Progress toward gender equality has stalled. Despite progress toward gender equality at work, it still takes women longer to get promoted than men, and few make it to the top of the corporate ladder. Research shows how standout women can be taken for granted by companies because of gender beliefs about who isn´t a flight risk. ”The findings of our peer-reviewed research suggest that exceptionally qualified women are undervalued and taken for granted by organizations.”
“If If companies assume women will place loyalty to the firm over advancing in their careers through outside opportunities, they won’t engage in pre-emptive retention efforts like bonuses, raises, promotions, or increased responsibility like they will for men. To stop taking talented women for granted and to avoid losing them to other firms, companies need to do more to recognize and address these biases”, the researchers write in Harvard Business Review.
They advise women to compare their qualifications and experience to those held by their male peers to determine if they might be qualified for a higher-ranking or higher-paying position. Women can also proactively get outside offers as leverage to improve their benefits and salary. Company leaders should take a hard look at their retention practices, which are often not standardized and left up to the discretion of individual managers, the researchers, Elizabeth L. Campbell and Oliver Hahl, write.
”Women are doing what conventional wisdom says is necessary for success: They’re earning advanced degrees, entering high-paying industries, and acquiring impressive qualifications at rates equal to or higher than men. But it still takes women longer to get promoted, and few make it to the top of the corporate ladder. Many women feel like they must be twice as good to get half as far.”
Their studies show that organizations often do not systematically document why they decide not to promote an employee or hire a job candidate, and even fewer would willingly share that information with researchers.

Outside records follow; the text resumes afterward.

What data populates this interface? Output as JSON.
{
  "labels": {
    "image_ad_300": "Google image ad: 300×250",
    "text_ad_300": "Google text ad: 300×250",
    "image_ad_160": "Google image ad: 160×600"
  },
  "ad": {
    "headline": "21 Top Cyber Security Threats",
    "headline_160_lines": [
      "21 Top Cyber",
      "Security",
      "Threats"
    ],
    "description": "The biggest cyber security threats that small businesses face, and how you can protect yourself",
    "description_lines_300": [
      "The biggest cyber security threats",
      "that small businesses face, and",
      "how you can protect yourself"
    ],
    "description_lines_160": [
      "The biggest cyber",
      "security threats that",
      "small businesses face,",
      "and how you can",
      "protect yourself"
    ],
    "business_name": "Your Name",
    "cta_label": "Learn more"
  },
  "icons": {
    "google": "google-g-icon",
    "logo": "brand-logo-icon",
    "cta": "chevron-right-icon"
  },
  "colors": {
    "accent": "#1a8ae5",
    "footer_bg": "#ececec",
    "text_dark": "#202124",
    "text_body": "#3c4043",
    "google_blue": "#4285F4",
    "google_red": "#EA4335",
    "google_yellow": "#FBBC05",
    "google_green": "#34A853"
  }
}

”We find that gender matters a lot — our results suggest that people are more comfortable hiring women for jobs they’re overqualified for than men. The reason why comes down to gender-biased assumptions about how challenging it will be to retain them.”
“People assume that men prioritize career advancement above loyalty to a single firm. Men with exceptional qualifications were seen as 19% more likely to jump ship at the next, better opportunity compared to those with fewer but sufficient qualifications for the job, on average.”
The researchers have found that people make a different set of assumptions about what matters to exceptional women.
”While it’s assumed that exceptional men will job hop to get a promotion, it’s assumed that exceptional women will stay loyal to their firm because they value their relationships with their co-workers. The assumption that women value these relationships is so strong that people continue to believe exceptional women will choose to stay even in the face of better, outside career opportunities.”
“Our results show exceptional women, on average, are seen as 20% less likely to leave the firm and 26% more likely to be hired as a result, compared to men with equivalent exceptional qualifications.”
”Our findings illuminate how standout women employees can be taken for granted by firms because of gendered beliefs about who is and who isn’t a flight risk. Moreover, such gendered dynamics likely contribute to the glass ceiling and gender gaps in earnings. If firms assume women will place loyalty to the firm over advancing in their careers through outside opportunities, they won’t engage in preemptive retention efforts like bonuses, raises, promotions, or increased responsibility like they will for men.”
Armed with this knowledge, the researchers recommend women to compare their qualifications and experience to those held by their male peers to determine if they might be qualified for a higher-ranking or higher-paying position. Women can also proactively get outside offers as leverage to improve their benefits and salary.
”Company leaders should take a hard look at their retention practices, which are often not standardized and left up to the discretion of individual managers. These types of informal evaluation processes require managers to make assessments without all the information they might need or want about an employee or job candidate.”
”As a manager, be careful about the assumptions you make about employees’ and job candidates’ goals and motivations. It’s common to make assumptions when you don’t have all the information. But it’s problematic to base consequential, career-advancing decisions on these preconceived notions. Instead, be direct and ask questions. Talk to your employees and job candidates about their career goals and what they want and expect and listen to what they have to say.”
Elizabeth L. Campbell is assistant professor of management at Rady School of Management, UC San Diego. She studies gender inequality in career advancement. Oliver Hahl is associate professor of organization theory, strategy, and entrepreneurship at the Tepper School of Business, Carnegie Mellon University. He studies how perceptions of status, commitment, and authenticity affect decisions in markets.